[Component data from apps and pages]

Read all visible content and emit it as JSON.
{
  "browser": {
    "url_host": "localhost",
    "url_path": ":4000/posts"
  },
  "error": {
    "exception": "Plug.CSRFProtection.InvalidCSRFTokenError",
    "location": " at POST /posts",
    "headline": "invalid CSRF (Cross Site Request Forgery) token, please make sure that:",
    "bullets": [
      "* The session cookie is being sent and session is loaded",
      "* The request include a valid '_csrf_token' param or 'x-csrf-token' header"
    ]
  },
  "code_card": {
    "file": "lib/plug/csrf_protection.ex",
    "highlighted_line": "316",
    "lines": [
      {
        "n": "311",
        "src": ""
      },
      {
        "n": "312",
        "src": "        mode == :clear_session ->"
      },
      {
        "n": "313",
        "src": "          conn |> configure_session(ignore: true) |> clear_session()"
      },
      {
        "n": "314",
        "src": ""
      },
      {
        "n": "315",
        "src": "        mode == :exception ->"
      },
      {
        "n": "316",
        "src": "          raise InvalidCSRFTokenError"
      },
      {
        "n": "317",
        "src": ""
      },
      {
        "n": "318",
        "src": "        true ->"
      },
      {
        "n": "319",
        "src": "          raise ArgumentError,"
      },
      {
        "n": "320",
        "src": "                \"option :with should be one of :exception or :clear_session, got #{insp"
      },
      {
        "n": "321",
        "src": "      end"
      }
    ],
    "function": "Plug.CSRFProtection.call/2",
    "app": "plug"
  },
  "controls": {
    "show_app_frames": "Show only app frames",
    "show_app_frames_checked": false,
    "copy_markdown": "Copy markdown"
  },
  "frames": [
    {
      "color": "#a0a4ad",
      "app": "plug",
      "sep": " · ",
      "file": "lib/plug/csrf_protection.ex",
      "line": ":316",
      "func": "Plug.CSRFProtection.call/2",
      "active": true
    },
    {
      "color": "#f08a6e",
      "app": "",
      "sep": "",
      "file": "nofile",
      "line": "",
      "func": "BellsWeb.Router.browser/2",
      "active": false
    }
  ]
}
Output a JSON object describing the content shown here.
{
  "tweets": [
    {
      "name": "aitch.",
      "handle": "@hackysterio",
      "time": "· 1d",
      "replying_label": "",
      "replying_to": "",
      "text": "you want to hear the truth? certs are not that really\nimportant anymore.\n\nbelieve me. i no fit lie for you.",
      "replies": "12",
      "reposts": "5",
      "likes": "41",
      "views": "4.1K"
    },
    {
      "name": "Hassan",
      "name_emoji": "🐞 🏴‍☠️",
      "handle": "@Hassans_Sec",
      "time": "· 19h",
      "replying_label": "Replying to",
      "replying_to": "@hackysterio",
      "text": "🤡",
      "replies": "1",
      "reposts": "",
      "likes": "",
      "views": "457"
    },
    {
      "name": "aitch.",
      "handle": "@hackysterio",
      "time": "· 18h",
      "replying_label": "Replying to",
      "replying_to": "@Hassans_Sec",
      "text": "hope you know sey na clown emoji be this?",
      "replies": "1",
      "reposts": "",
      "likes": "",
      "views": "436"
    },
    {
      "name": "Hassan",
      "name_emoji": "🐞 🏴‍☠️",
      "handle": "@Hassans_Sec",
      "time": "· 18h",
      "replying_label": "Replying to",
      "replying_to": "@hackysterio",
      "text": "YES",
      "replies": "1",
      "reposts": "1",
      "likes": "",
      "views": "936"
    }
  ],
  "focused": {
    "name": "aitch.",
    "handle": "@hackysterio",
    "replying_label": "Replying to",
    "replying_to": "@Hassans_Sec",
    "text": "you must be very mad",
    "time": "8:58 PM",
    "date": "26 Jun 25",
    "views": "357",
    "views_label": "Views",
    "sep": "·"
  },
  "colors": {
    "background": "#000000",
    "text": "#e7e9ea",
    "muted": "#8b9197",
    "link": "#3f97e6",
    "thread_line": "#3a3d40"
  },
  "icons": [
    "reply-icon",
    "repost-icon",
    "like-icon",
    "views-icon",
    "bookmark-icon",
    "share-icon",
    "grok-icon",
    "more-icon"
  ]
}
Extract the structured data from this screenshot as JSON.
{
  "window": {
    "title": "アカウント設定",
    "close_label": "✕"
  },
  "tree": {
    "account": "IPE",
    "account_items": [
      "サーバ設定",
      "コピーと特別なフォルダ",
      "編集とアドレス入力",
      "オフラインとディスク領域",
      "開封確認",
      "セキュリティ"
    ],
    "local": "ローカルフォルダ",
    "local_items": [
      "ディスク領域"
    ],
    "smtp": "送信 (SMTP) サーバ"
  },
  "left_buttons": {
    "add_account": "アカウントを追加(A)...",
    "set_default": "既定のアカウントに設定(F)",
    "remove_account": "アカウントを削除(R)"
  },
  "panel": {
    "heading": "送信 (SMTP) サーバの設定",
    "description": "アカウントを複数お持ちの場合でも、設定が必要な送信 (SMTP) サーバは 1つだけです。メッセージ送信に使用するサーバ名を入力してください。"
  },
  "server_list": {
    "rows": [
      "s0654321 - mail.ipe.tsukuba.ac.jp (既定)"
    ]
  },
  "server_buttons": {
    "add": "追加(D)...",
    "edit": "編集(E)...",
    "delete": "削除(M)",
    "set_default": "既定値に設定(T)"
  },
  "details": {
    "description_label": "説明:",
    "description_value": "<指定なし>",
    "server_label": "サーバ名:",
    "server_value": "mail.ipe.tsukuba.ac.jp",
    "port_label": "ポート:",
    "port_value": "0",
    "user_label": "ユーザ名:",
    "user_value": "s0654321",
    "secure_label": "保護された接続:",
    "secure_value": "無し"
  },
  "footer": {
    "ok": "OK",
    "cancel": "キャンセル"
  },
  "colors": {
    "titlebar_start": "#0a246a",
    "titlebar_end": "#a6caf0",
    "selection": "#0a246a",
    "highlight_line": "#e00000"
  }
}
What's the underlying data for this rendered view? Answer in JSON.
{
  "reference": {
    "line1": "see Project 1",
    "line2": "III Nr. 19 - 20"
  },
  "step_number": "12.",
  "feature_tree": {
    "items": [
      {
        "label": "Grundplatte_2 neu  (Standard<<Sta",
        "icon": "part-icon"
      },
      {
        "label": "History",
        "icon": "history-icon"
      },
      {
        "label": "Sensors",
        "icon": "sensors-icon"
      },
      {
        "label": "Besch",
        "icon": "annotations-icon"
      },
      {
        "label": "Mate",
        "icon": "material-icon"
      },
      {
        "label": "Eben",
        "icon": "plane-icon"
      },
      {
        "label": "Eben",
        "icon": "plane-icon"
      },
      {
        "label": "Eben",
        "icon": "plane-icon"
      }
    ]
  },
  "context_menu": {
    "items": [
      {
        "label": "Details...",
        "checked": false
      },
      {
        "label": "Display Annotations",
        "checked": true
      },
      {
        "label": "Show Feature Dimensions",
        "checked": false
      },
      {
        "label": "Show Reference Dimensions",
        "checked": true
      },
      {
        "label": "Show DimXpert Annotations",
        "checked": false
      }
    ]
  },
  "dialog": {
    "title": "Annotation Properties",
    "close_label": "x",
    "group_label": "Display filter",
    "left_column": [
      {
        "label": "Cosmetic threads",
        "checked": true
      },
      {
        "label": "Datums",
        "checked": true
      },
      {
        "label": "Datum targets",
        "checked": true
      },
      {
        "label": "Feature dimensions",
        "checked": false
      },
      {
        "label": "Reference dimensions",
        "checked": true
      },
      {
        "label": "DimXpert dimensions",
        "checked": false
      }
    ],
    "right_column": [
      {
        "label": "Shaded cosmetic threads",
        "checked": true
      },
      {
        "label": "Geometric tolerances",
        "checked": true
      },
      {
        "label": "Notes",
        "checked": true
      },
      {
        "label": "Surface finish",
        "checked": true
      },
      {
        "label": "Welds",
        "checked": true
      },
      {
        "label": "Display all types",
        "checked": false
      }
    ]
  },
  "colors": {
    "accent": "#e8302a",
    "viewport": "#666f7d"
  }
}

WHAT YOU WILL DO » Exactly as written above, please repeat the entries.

COMPLETED TASK »
Read all visible content and emit it as JSON.
{
  "browser": {
    "url_host": "localhost",
    "url_path": ":4000/posts"
  },
  "error": {
    "exception": "Plug.CSRFProtection.InvalidCSRFTokenError",
    "location": " at POST /posts",
    "headline": "invalid CSRF (Cross Site Request Forgery) token, please make sure that:",
    "bullets": [
      "* The session cookie is being sent and session is loaded",
      "* The request include a valid '_csrf_token' param or 'x-csrf-token' header"
    ]
  },
  "code_card": {
    "file": "lib/plug/csrf_protection.ex",
    "highlighted_line": "316",
    "lines": [
      {
        "n": "311",
        "src": ""
      },
      {
        "n": "312",
        "src": "        mode == :clear_session ->"
      },
      {
        "n": "313",
        "src": "          conn |> configure_session(ignore: true) |> clear_session()"
      },
      {
        "n": "314",
        "src": ""
      },
      {
        "n": "315",
        "src": "        mode == :exception ->"
      },
      {
        "n": "316",
        "src": "          raise InvalidCSRFTokenError"
      },
      {
        "n": "317",
        "src": ""
      },
      {
        "n": "318",
        "src": "        true ->"
      },
      {
        "n": "319",
        "src": "          raise ArgumentError,"
      },
      {
        "n": "320",
        "src": "                \"option :with should be one of :exception or :clear_session, got #{insp"
      },
      {
        "n": "321",
        "src": "      end"
      }
    ],
    "function": "Plug.CSRFProtection.call/2",
    "app": "plug"
  },
  "controls": {
    "show_app_frames": "Show only app frames",
    "show_app_frames_checked": false,
    "copy_markdown": "Copy markdown"
  },
  "frames": [
    {
      "color": "#a0a4ad",
      "app": "plug",
      "sep": " · ",
      "file": "lib/plug/csrf_protection.ex",
      "line": ":316",
      "func": "Plug.CSRFProtection.call/2",
      "active": true
    },
    {
      "color": "#f08a6e",
      "app": "",
      "sep": "",
      "file": "nofile",
      "line": "",
      "func": "BellsWeb.Router.browser/2",
      "active": false
    }
  ]
}
Output a JSON object describing the content shown here.
{
  "tweets": [
    {
      "name": "aitch.",
      "handle": "@hackysterio",
      "time": "· 1d",
      "replying_label": "",
      "replying_to": "",
      "text": "you want to hear the truth? certs are not that really\nimportant anymore.\n\nbelieve me. i no fit lie for you.",
      "replies": "12",
      "reposts": "5",
      "likes": "41",
      "views": "4.1K"
    },
    {
      "name": "Hassan",
      "name_emoji": "🐞 🏴‍☠️",
      "handle": "@Hassans_Sec",
      "time": "· 19h",
      "replying_label": "Replying to",
      "replying_to": "@hackysterio",
      "text": "🤡",
      "replies": "1",
      "reposts": "",
      "likes": "",
      "views": "457"
    },
    {
      "name": "aitch.",
      "handle": "@hackysterio",
      "time": "· 18h",
      "replying_label": "Replying to",
      "replying_to": "@Hassans_Sec",
      "text": "hope you know sey na clown emoji be this?",
      "replies": "1",
      "reposts": "",
      "likes": "",
      "views": "436"
    },
    {
      "name": "Hassan",
      "name_emoji": "🐞 🏴‍☠️",
      "handle": "@Hassans_Sec",
      "time": "· 18h",
      "replying_label": "Replying to",
      "replying_to": "@hackysterio",
      "text": "YES",
      "replies": "1",
      "reposts": "1",
      "likes": "",
      "views": "936"
    }
  ],
  "focused": {
    "name": "aitch.",
    "handle": "@hackysterio",
    "replying_label": "Replying to",
    "replying_to": "@Hassans_Sec",
    "text": "you must be very mad",
    "time": "8:58 PM",
    "date": "26 Jun 25",
    "views": "357",
    "views_label": "Views",
    "sep": "·"
  },
  "colors": {
    "background": "#000000",
    "text": "#e7e9ea",
    "muted": "#8b9197",
    "link": "#3f97e6",
    "thread_line": "#3a3d40"
  },
  "icons": [
    "reply-icon",
    "repost-icon",
    "like-icon",
    "views-icon",
    "bookmark-icon",
    "share-icon",
    "grok-icon",
    "more-icon"
  ]
}
Extract the structured data from this screenshot as JSON.
{
  "window": {
    "title": "アカウント設定",
    "close_label": "✕"
  },
  "tree": {
    "account": "IPE",
    "account_items": [
      "サーバ設定",
      "コピーと特別なフォルダ",
      "編集とアドレス入力",
      "オフラインとディスク領域",
      "開封確認",
      "セキュリティ"
    ],
    "local": "ローカルフォルダ",
    "local_items": [
      "ディスク領域"
    ],
    "smtp": "送信 (SMTP) サーバ"
  },
  "left_buttons": {
    "add_account": "アカウントを追加(A)...",
    "set_default": "既定のアカウントに設定(F)",
    "remove_account": "アカウントを削除(R)"
  },
  "panel": {
    "heading": "送信 (SMTP) サーバの設定",
    "description": "アカウントを複数お持ちの場合でも、設定が必要な送信 (SMTP) サーバは 1つだけです。メッセージ送信に使用するサーバ名を入力してください。"
  },
  "server_list": {
    "rows": [
      "s0654321 - mail.ipe.tsukuba.ac.jp (既定)"
    ]
  },
  "server_buttons": {
    "add": "追加(D)...",
    "edit": "編集(E)...",
    "delete": "削除(M)",
    "set_default": "既定値に設定(T)"
  },
  "details": {
    "description_label": "説明:",
    "description_value": "<指定なし>",
    "server_label": "サーバ名:",
    "server_value": "mail.ipe.tsukuba.ac.jp",
    "port_label": "ポート:",
    "port_value": "0",
    "user_label": "ユーザ名:",
    "user_value": "s0654321",
    "secure_label": "保護された接続:",
    "secure_value": "無し"
  },
  "footer": {
    "ok": "OK",
    "cancel": "キャンセル"
  },
  "colors": {
    "titlebar_start": "#0a246a",
    "titlebar_end": "#a6caf0",
    "selection": "#0a246a",
    "highlight_line": "#e00000"
  }
}
What's the underlying data for this rendered view? Answer in JSON.
{
  "reference": {
    "line1": "see Project 1",
    "line2": "III Nr. 19 - 20"
  },
  "step_number": "12.",
  "feature_tree": {
    "items": [
      {
        "label": "Grundplatte_2 neu  (Standard<<Sta",
        "icon": "part-icon"
      },
      {
        "label": "History",
        "icon": "history-icon"
      },
      {
        "label": "Sensors",
        "icon": "sensors-icon"
      },
      {
        "label": "Besch",
        "icon": "annotations-icon"
      },
      {
        "label": "Mate",
        "icon": "material-icon"
      },
      {
        "label": "Eben",
        "icon": "plane-icon"
      },
      {
        "label": "Eben",
        "icon": "plane-icon"
      },
      {
        "label": "Eben",
        "icon": "plane-icon"
      }
    ]
  },
  "context_menu": {
    "items": [
      {
        "label": "Details...",
        "checked": false
      },
      {
        "label": "Display Annotations",
        "checked": true
      },
      {
        "label": "Show Feature Dimensions",
        "checked": false
      },
      {
        "label": "Show Reference Dimensions",
        "checked": true
      },
      {
        "label": "Show DimXpert Annotations",
        "checked": false
      }
    ]
  },
  "dialog": {
    "title": "Annotation Properties",
    "close_label": "x",
    "group_label": "Display filter",
    "left_column": [
      {
        "label": "Cosmetic threads",
        "checked": true
      },
      {
        "label": "Datums",
        "checked": true
      },
      {
        "label": "Datum targets",
        "checked": true
      },
      {
        "label": "Feature dimensions",
        "checked": false
      },
      {
        "label": "Reference dimensions",
        "checked": true
      },
      {
        "label": "DimXpert dimensions",
        "checked": false
      }
    ],
    "right_column": [
      {
        "label": "Shaded cosmetic threads",
        "checked": true
      },
      {
        "label": "Geometric tolerances",
        "checked": true
      },
      {
        "label": "Notes",
        "checked": true
      },
      {
        "label": "Surface finish",
        "checked": true
      },
      {
        "label": "Welds",
        "checked": true
      },
      {
        "label": "Display all types",
        "checked": false
      }
    ]
  },
  "colors": {
    "accent": "#e8302a",
    "viewport": "#666f7d"
  }
}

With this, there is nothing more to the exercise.